Bioconjugation refers to the chemical technique used for coupling together two molecules, at least one of which is the biomolecule, such as a protein, nucleic acid, or carbohydrate. Proteins are particularly diverse biomolecules because of the various amino acids available and are therefore key substrates in bioconjugation reactions.
The bioconjugation reactions play a particularly important role in protein synthesis. Due to recent advances in the study of biomolecules, it is now possible to modify proteins to perform various functions, which include imaging biomarkers such as streptavidin conjugates, cellular tracking, as well as target drug delivery.
Synthesis and Strategy
The chemistry behind conjugation might be simple, but its execution certainly isn’t. Efficient bioconjugation reactions can be hindered by several obstacles. For instance, since certain residues of amino acids tend to be more prevalent compared to others, some reactions cannot be selective and are thus inefficient. The other key obstacle is that polar molecules on the surface of proteins may interfere with reactions. Selectively modifying multiple sites on a protein also present considerable challenges.
Classical approaches to the modification of proteins are usually second-order reactions targeting side chains of specific amino acids such as lysine and cysteine. Lysine and cysteine side chains contain amino and thiol groups, respectively, and this allows them to undergo modifications with a wide range of reagents. With the advancements in biochemistry and the advent of new technologies, strategies have been developed to increase the efficiency of bioconjugation reactions.
Strategy selection largely depends on the target protein. If the protein is present in a mixture where isolation isn’t possible, alternative approaches will have to be used. If the protein is present in the purified form, the next question that should be considered is whether or not site specificity is required.
Bio-orthogonal reactions are a subset of bioconjugation reactions that has grown increasingly important and they are reactions in living systems that don’t interfere with the native processes. Rather, they provide a mechanism for the targeting and modification of a specific site on a protein. Applications include enhanced fluorescence, live cell labelling, as well as photochemical switching behaviour in proteins.
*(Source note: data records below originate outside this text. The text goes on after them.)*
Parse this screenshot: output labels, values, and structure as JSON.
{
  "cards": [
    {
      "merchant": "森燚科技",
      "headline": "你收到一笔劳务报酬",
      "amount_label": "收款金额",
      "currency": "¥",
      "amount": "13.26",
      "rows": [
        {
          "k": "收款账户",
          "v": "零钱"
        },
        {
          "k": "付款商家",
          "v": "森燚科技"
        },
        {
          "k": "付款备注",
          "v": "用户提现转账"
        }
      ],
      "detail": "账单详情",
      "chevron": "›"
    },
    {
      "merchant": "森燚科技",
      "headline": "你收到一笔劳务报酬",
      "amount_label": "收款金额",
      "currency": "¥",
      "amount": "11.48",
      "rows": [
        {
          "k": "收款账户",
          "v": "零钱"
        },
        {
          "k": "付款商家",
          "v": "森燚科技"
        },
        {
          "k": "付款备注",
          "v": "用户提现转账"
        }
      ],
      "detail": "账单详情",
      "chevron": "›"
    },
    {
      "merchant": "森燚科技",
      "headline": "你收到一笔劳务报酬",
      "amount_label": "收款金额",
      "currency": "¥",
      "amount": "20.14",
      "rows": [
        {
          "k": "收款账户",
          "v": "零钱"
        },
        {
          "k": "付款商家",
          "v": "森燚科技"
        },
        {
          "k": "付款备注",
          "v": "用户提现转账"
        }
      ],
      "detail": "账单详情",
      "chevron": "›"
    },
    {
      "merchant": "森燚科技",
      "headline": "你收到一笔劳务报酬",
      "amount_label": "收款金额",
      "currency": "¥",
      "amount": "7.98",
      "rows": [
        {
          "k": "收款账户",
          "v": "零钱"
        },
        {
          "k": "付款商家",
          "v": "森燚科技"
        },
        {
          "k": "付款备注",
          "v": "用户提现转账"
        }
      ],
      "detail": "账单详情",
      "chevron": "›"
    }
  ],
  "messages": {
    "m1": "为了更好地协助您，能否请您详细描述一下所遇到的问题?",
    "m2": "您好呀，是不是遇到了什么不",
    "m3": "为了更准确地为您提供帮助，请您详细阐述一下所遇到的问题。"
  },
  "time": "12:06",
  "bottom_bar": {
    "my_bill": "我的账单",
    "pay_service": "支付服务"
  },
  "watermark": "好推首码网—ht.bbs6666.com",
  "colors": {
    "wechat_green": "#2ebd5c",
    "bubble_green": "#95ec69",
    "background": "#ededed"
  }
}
Common examples of bio-orthogonal reactions are ketone and aldehyde modification reactions. These functional groups tend to be effective since they aren’t present on cell surfaces, which means that they can be uniquely identified after attachment. In such a scenario, a ketone or aldehyde functional group on a biomolecule is coupled to a protein using hydrazide or aminooxy compounds thus forming stable hydrazine or oxime linkages between the protein and biomolecule.
N-and C- Termini Modification
Natural amino acid residues are prevalent in proteins, which is why it is difficult to target a single residue selectively. Techniques have thus been developed for targeting residues on the N- and C- termini due to enhanced site selectivity in these locations.
A good N-terminal modification example is the oxidation of the threonine or serine residues thus forming an N-terminal Aldehyde that can undergo bio-orthogonal reactions that are similar to those previously described.
A good example of a C-terminal modification is the native chemical litigation (NLC) where a thioester residue on the C-terminal is coupled to a thiol group on a cysteine residue on another protein’s N-terminal. This technique makes the construction of large polypeptides possible through the assembly of several smaller ones. NCL is particularly powerful since the first step, which is the interaction between thiol and thioester groups is reversible, while the second step that forms an and amide is irreversible. This leads to high yields of the final ligation product.
Selective modification of a protein site is done through the alkylation of cysteine residues. The technique is usually effective for naturally expressed proteins and depends on the low abundance of cysteine residues. Still, many reagents used in the alkylation process, such as vinyl sulfones and iodoacetamides, have been shown to modify other amino acids in the proteins thus lowering selectivity.
The vast majority of bioconjugation reactions don’t usually go to full completion, which is why excess reagent is usually added. This makes it harder to extract the product out of the resultant mixture. In addition, only a handful of techniques have been developed for purifying products of bioconjugation reactions.
A simple technique such as size-exclusion chromatography can be used for isolating bioconjugated molecules if the target product is large enough to elute faster compared to the rest of the molecules present in the mixture. Purification methods unique to the bioconjugation reaction have to be developed in other instances.